Alexander Perl, MD: Or if they respond to salvage, they relapse, you treat them with salvage, and they go to transplant then.

Mark J. Levis, MD, PhD: It sort of upset the ELN representatives, as I recall.

Naval G. Daver, MD: The other side of the MRD, so I think we all agree, FLAG-IDA [idarubicin/fludarabine/cytarabine/G-CSF], 3+7 induction, MRD gives us some and probably good predictive value. Okay, it’s not 100%. It’s 70%, 80%. But then you have this whole new wave of drugs we’re talking about, AZA [azacitidine]/venetoclax, FLT3 inhibitors, IDH [isocitrate dehydrogenase] inhibitors, immunotherapies, where we really don’t even clearly know if there is MRD eradication. There may be some benefit, and a small subset achieve it, like 10% in IDH, and surely do better than the others. But the others actually do quite well even if they don’t become MRD-negative. And I think that’s going to be important in the community. Don’t stop IDH and FLT3 inhibitors if you see the morphological remission but the IDH or the flow is still positive.

Harry Erba, MD, PhD: We’re going to get to this later when we talk about BiTEs [bi-specific T-cell engagers] and DARTs [dual-affinity re-targeting antibodies]. That might be the best place for those as an MRD eraser in AML, the proof of principle from ALL [acute lymphoblastic leukemia].

Mark J. Levis, MD, PhD: Although, in fact, on the flip side of that, your patient is going to be on your wonderful new targeted agent inhibitor for how long? Can you use MRD to say, “No, I actually do not any longer detect your IDH2 mutation, or I no longer detect that FLT3 mutation.” Can you come off maintenance therapy? Because maintenance therapy is now being raised as a big issue going forward with these agents.

Alexander Perl, MD: And when should you measure it? Do you need to look before transplant or after transplant?

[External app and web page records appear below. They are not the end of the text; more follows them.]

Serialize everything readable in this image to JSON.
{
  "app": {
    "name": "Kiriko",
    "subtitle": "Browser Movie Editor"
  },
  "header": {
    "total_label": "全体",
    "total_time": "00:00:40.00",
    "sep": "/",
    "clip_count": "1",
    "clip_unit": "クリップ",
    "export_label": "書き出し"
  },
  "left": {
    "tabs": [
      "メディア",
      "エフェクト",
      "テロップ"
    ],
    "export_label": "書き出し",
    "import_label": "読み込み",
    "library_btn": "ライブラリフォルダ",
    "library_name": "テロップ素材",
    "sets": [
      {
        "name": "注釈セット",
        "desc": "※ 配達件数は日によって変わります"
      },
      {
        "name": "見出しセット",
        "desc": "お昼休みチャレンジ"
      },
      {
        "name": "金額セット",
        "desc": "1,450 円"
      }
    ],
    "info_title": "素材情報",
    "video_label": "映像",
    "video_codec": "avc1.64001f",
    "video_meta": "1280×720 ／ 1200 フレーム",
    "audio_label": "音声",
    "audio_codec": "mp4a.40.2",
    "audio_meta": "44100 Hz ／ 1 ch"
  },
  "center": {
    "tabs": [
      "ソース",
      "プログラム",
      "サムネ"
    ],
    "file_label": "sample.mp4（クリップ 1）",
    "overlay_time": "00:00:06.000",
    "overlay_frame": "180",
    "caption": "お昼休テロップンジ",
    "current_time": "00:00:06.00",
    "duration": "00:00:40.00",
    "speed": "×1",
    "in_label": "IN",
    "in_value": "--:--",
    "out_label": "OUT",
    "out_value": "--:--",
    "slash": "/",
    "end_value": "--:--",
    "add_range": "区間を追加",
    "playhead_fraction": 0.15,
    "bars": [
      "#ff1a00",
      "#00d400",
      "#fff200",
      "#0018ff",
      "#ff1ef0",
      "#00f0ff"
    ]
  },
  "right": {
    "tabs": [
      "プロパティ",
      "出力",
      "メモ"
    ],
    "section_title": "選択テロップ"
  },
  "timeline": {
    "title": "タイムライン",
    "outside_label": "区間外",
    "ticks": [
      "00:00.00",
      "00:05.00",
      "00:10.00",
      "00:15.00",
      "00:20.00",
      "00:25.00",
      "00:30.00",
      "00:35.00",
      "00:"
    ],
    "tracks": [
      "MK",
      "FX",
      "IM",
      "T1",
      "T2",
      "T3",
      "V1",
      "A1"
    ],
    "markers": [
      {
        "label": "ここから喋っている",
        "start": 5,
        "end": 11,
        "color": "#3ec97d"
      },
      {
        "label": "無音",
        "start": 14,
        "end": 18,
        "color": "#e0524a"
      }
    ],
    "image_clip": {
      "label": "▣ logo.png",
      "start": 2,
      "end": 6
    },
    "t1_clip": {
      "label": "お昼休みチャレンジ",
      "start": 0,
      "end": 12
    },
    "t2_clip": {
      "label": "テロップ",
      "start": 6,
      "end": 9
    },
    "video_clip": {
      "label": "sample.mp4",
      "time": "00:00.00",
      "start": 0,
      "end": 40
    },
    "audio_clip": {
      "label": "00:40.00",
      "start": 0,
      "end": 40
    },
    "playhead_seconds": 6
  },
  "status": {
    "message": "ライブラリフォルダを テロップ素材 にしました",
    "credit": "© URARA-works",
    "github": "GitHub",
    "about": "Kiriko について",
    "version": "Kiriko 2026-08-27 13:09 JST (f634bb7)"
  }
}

Transcript Edited for Clarity 
View Conference Coverage
Online CME Activities
TitleExpiration DateCME Credits
Community Practice Connections™: New Directions in Advanced Cutaneous Squamous Cell Carcinoma: Emerging Evidence of ImmunotherapyAug 13, 20191.5
Advances in™ Multiple Myeloma: Changing Treatment Paradigms and the Emerging Potential of CAR T-Cell TherapyAug 30, 20191.5
Publication Bottom Border
Border Publication
x